Tabernacle Night Clock
 


 

 

  • Rome, late 17th c.
  • 68 cm x 20 cm x 45 cm

This clock belongs to a group of night clocks invented in 1656 by the Campani brothers from the Spoleto region during their work in Rome. These notturni were commissioned by the Pope Alexander VII (1655-1667), and were shaped like tabernacles from which they also got their name. Their mechanisms were very silent, and inside the casing at the back they had a small space for an oil lamp enclosed with sheet metal and provided with an opening for letting out smoke at the top. When lit at night the lamp illuminates the perforated Roman digits at the front decorative copper plate. These clock faces were frequently decorated with allegorical paintings made by renowned late-baroque painters. Among the well-known artists who painted dials is also Carlo Maratta. Our exhibit features a fine picture of Adonis' death painted in imitation of Maratta's style. The dial at the top of the clock has the shape of a lunette marked with numbers designating hours.
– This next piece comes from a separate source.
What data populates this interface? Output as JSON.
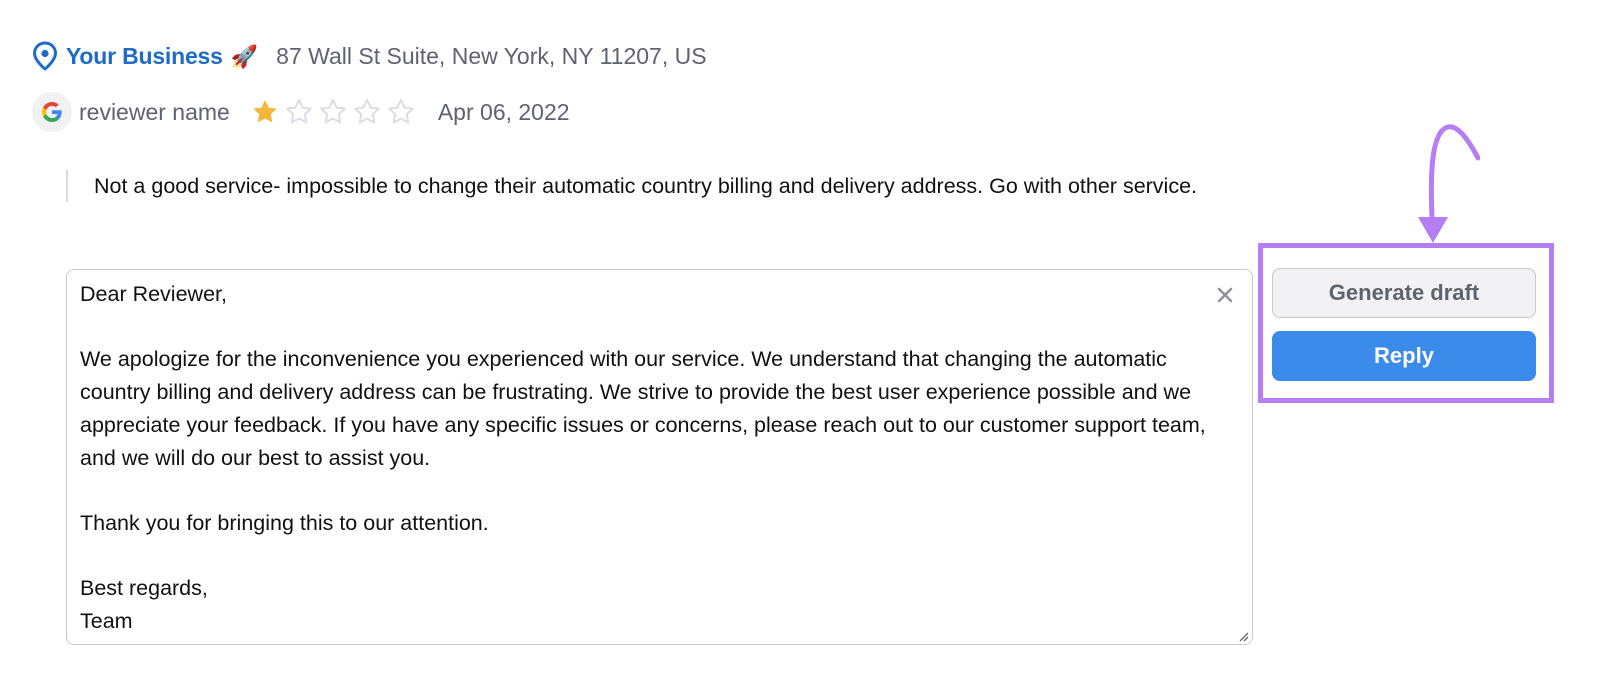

It features a moving sun; the place at which it stops also indicates minutes (marked at the top edge of the arch). The casing is made of ebonized walnut wood and the clockwork mechanisms is provided with a silent lever.

 

Copyright MDC & Carnet
design NOVENA, Zagreb